The premise is simple. Indie rock band The National have a position for a roadie, and lead singer Matt has a brother he doesn’t see often. So why not have Tom come on the band’s world tour? Tom (who has always loved making movies) decides to use the opportunity to help out the band while making a documentary film about them. Sounds simple right? Of course it doesn’t quite go to plan. Review of documentary Mistaken for Strangers after the jump.
Joining older brother Matt on The National’s world tour is the perfect opportunity to make a movie. Tom has always been creative (according to his mother) and he has a perfect subject with The National. They’ve just released their 5th album High Violet, and are riding a wave of popularity after years of hard work. Two things become apparent very quickly: 1. Tom isn’t a particularly good roadie & 2. Tom doesn’t know what film he is making. From day one Tom gets on the wrong side of the crew manager. He forgets things, drinks too much alcohol, isn’t where he should be, and most annoying of all, he always has that damn camera out. It seems that Tom is acting the part of the mischievous roadie in films or from times past, rather than doing the professional job that’s expected of all crew.

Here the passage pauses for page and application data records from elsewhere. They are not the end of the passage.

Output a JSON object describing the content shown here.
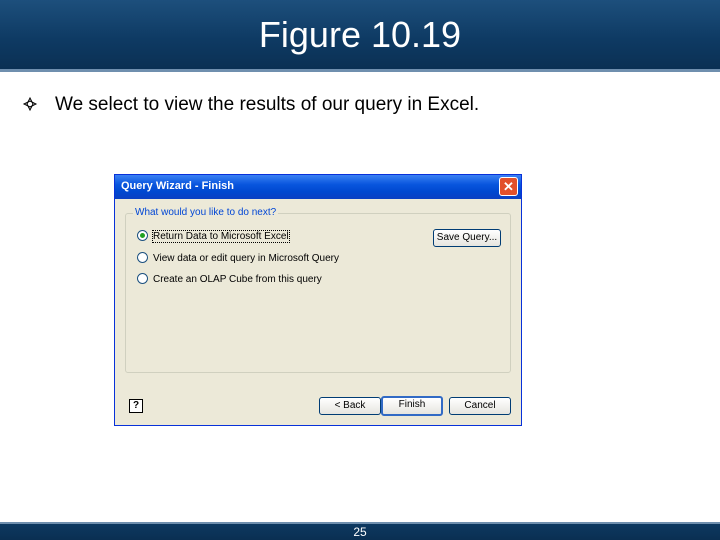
{
  "slide": {
    "title": "Figure 10.19",
    "bullet_text": "We select to view the results of our query in Excel.",
    "page_number": "25"
  },
  "dialog": {
    "title": "Query Wizard - Finish",
    "close_icon": "close-icon",
    "group_label": "What would you like to do next?",
    "options": [
      "Return Data to Microsoft Excel",
      "View data or edit query in Microsoft Query",
      "Create an OLAP Cube from this query"
    ],
    "selected_option": "Return Data to Microsoft Excel",
    "save_query_label": "Save Query...",
    "back_label": "< Back",
    "finish_label": "Finish",
    "cancel_label": "Cancel",
    "help_icon": "help-icon",
    "help_label": "?"
  },
  "colors": {
    "title_bar": "#0e3a63",
    "dialog_title": "#0855dd",
    "dialog_body": "#ece9d8"
  }
}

Tom may be filming everything, but that’s half the problem – it seems he is floundering, without any concrete idea of where his film is going. What starts off as an attempt to make a behind the scenes documentary about The National, soon morphs into a film examining his own failings and relationship his with his brother. It’s hard enough finding your path in life, but to do so in the shadow of fame is clearly difficult. Matt clearly loves his slightly directionless younger brother, but he also has little patience when it comes to anything which threatens the smooth running of the band. He’s a dedicated professional, and it obviously frustrates him that Tom has such a hard time following through on both his promises and his dreams. The relationship between these two brothers was quite fascinating to observe. They are so different, and yet they share the same creative core; something which we learn has been fostered by creative and loving parents. Watching the film I got the impression that Tom just hadn’t quite figured out the best way to channel his talents.
What works about this film is Tom’s willingness to be completely open. He shares his disappointments, his low points and the moments where he pushes others too far. You sympathise with Tom’s struggles to make the film, but at the same time you’re incredibly frustrated with him. It’s a very self-reflective, fascinating look into one person’s creative process. At times however I felt as if the film itself had issues with direction and it lagged in parts, as Tom struggled to settle on what he was actually trying to create. While the handheld camera lent itself well to some of the more intimate and candid scenes, it was very distracting in others. There was some great, beautifully shot concert footage in the film, but as a huge fan of The National, I wish there had been more.
By Sam McCosh
Director: Tom Berninger
Producers: Matt Berninger, Carin Besser, Craig Charland
Runtime: 75 minutes